Top of DATA FOR PROCESSING
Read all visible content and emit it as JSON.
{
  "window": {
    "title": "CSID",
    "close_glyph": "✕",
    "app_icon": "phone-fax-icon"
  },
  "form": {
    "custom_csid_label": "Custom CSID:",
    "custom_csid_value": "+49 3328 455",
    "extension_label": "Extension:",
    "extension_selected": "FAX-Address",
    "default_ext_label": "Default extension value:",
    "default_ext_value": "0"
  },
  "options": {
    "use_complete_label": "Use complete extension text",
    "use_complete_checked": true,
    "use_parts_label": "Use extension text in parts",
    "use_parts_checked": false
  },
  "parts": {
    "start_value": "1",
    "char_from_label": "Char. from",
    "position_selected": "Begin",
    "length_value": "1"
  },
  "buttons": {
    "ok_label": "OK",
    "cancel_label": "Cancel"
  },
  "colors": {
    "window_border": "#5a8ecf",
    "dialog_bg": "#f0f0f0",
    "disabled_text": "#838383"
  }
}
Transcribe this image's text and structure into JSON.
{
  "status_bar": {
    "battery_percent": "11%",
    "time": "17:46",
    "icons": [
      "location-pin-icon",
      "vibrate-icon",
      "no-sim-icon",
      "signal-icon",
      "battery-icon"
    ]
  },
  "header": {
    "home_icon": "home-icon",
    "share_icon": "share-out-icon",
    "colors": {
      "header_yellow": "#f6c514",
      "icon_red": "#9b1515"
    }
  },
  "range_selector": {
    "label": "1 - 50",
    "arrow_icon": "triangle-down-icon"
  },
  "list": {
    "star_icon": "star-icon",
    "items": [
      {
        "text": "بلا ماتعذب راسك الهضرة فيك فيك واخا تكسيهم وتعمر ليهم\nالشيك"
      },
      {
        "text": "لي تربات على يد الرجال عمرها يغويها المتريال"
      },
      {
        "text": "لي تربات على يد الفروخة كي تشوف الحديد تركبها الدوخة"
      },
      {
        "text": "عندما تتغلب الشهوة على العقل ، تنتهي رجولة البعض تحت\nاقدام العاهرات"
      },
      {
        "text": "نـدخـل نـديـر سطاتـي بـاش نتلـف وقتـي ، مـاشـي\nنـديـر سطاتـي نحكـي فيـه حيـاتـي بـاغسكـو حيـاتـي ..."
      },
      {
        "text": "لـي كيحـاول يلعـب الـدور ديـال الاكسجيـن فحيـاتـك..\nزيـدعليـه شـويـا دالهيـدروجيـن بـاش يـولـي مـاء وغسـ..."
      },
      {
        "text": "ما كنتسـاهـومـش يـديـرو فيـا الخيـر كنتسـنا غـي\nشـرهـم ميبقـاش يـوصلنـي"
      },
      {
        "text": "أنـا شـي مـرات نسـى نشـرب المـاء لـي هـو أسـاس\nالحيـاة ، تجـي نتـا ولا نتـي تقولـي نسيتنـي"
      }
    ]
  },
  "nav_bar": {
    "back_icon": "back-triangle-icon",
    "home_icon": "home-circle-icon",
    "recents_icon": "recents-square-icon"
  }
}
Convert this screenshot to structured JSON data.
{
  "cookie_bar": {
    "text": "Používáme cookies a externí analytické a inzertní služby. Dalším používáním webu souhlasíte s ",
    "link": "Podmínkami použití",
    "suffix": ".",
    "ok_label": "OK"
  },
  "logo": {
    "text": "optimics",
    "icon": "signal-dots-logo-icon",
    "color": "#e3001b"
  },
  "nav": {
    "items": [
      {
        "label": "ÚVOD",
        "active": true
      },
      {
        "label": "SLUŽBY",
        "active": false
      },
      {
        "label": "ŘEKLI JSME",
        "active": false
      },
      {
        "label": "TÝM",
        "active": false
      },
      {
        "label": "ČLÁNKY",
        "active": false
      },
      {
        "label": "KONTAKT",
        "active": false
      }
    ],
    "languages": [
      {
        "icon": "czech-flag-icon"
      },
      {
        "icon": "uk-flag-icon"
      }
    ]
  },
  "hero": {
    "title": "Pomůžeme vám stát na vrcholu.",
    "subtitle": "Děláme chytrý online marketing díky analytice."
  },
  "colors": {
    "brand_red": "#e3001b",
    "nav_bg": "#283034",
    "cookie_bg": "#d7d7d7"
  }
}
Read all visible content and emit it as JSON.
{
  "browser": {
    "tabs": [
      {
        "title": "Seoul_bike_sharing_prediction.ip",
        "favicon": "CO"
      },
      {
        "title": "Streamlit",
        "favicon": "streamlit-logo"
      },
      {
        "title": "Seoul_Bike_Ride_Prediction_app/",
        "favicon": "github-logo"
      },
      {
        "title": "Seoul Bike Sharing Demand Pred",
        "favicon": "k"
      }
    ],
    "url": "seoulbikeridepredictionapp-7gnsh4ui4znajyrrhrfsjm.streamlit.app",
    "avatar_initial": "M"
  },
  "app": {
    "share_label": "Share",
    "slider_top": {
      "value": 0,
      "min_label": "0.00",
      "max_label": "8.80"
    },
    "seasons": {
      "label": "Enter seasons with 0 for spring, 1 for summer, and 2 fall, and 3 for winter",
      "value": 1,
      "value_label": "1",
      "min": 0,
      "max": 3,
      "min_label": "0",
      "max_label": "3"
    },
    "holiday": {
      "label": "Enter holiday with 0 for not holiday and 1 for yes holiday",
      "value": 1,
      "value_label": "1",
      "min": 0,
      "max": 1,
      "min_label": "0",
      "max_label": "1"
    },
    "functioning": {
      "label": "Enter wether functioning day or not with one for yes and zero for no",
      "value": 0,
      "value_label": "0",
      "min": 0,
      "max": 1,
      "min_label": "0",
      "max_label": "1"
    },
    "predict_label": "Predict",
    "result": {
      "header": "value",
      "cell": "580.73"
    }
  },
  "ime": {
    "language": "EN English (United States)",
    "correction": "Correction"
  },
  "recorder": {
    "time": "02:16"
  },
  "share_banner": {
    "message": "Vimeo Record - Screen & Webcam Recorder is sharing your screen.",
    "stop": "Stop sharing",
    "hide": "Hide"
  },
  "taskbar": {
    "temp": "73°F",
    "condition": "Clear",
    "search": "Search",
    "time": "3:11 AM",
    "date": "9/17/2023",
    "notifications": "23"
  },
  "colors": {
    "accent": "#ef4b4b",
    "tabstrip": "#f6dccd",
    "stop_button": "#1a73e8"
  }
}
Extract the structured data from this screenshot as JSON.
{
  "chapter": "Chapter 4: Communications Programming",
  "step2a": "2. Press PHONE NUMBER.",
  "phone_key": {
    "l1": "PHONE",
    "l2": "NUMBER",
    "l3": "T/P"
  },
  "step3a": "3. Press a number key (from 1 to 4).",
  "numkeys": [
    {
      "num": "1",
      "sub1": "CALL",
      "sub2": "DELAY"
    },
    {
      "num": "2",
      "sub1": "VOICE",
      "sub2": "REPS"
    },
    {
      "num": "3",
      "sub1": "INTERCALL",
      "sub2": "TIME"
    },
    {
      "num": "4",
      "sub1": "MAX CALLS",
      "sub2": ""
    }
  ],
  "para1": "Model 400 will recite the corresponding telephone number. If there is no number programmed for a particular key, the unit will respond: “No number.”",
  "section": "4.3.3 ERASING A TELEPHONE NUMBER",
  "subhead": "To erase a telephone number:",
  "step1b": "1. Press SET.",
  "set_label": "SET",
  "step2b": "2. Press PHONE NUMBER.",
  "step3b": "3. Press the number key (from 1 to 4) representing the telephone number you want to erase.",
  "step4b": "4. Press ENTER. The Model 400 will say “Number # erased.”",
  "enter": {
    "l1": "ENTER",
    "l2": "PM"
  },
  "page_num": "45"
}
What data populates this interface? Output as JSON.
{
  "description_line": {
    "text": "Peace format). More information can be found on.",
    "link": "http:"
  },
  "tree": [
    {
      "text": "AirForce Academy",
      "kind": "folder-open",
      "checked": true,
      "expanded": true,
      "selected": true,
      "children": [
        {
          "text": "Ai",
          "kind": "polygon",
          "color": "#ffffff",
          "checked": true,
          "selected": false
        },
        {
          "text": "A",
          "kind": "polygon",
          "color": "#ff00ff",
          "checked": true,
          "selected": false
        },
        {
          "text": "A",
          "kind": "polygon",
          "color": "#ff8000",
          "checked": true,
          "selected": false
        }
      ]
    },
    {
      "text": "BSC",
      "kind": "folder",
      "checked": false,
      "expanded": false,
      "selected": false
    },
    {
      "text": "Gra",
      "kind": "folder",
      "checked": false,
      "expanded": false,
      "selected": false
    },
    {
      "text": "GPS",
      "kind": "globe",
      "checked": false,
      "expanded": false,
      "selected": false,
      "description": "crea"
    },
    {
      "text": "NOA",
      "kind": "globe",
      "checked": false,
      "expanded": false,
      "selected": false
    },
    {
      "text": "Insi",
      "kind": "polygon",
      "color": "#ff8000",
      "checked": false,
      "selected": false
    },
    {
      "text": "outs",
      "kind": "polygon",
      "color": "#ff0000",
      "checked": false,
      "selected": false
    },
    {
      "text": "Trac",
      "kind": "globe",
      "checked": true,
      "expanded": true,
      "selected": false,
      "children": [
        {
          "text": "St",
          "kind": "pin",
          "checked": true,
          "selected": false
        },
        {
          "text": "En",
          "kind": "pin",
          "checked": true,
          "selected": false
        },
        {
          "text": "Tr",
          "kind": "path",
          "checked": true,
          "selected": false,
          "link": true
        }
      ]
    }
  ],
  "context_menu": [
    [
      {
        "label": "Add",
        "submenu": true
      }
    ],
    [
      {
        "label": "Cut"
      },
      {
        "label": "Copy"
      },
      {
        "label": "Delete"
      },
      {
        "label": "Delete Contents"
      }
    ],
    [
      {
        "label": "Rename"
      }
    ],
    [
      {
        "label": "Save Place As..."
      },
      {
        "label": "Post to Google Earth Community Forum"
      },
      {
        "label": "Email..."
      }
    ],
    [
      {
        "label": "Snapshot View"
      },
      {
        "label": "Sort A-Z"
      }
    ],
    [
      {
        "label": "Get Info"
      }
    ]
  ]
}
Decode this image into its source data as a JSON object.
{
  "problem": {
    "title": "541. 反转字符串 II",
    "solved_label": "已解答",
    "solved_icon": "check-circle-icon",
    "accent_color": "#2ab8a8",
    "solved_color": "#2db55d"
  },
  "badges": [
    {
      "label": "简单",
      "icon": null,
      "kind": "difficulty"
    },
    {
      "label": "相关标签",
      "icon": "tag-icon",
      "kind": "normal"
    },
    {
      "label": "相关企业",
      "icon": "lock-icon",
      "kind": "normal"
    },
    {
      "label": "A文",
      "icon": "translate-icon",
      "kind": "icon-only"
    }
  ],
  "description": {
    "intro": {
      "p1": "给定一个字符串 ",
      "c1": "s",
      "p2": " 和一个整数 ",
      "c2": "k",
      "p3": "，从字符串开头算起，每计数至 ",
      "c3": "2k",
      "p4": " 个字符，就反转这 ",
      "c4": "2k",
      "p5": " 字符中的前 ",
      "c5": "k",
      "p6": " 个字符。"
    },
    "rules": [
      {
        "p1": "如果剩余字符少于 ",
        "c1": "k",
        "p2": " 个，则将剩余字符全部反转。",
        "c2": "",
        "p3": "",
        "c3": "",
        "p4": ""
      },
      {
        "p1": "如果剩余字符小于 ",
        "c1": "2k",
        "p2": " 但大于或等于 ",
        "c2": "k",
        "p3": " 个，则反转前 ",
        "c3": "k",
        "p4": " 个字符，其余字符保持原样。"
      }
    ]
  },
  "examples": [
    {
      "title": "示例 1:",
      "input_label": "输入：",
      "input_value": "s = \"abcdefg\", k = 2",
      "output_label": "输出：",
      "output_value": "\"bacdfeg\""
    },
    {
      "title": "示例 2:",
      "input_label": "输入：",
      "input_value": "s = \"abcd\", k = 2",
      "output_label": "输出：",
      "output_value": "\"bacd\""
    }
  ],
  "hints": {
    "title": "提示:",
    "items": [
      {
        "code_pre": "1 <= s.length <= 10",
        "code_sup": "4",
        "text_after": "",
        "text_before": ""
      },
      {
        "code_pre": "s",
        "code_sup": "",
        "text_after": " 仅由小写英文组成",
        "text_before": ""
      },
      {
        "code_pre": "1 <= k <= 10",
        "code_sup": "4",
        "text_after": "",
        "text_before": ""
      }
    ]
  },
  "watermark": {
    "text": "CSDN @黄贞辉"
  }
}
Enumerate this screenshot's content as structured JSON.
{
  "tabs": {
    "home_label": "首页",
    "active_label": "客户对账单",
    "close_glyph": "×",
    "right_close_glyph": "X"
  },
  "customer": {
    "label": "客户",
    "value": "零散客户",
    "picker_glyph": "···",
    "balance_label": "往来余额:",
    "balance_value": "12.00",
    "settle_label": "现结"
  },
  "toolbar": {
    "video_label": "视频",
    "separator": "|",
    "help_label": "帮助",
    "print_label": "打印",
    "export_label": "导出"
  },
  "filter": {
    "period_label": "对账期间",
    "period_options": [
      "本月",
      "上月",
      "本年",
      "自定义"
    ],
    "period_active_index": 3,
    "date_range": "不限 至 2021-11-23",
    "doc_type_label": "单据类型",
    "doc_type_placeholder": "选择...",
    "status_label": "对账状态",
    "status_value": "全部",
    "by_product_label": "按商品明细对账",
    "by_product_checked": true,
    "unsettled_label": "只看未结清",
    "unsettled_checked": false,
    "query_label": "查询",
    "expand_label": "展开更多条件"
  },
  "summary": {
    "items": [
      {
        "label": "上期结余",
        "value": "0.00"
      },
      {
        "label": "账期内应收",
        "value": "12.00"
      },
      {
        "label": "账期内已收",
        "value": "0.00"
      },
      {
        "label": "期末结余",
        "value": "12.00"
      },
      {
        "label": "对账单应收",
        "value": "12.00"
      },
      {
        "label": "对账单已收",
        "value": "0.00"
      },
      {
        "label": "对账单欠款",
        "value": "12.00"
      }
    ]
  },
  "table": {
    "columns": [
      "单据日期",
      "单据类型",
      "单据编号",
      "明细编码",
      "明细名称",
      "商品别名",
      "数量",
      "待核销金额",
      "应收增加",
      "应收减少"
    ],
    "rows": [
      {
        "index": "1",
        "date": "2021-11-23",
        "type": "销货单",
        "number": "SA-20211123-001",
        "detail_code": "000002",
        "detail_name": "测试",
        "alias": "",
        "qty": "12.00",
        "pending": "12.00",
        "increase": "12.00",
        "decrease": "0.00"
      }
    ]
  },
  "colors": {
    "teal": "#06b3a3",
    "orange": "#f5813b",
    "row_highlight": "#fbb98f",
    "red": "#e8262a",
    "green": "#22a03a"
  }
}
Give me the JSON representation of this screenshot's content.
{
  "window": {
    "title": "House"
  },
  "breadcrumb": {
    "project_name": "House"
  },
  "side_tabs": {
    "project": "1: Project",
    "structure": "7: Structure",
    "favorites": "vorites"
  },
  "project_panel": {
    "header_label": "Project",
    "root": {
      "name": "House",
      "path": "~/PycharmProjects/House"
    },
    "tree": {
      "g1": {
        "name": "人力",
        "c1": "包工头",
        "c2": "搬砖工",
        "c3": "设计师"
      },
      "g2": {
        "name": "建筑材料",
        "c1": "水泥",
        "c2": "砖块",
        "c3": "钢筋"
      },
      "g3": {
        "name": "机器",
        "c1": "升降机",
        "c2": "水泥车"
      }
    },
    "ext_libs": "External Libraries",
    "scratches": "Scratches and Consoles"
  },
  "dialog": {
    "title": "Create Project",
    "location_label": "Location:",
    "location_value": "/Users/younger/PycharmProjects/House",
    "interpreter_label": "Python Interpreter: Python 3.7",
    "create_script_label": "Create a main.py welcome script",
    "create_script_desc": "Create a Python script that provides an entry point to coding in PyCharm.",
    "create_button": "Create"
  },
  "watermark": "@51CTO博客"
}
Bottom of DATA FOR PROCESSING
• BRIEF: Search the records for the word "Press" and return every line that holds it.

• TASK RESULT:
  "step2a": "2. Press PHONE NUMBER.",
  "step3a": "3. Press a number key (from 1 to 4).",
  "step1b": "1. Press SET.",
  "step2b": "2. Press PHONE NUMBER.",
  "step3b": "3. Press the number key (from 1 to 4) representing the telephone number you want to erase.",
  "step4b": "4. Press ENTER. The Model 400 will say “Number # erased.”",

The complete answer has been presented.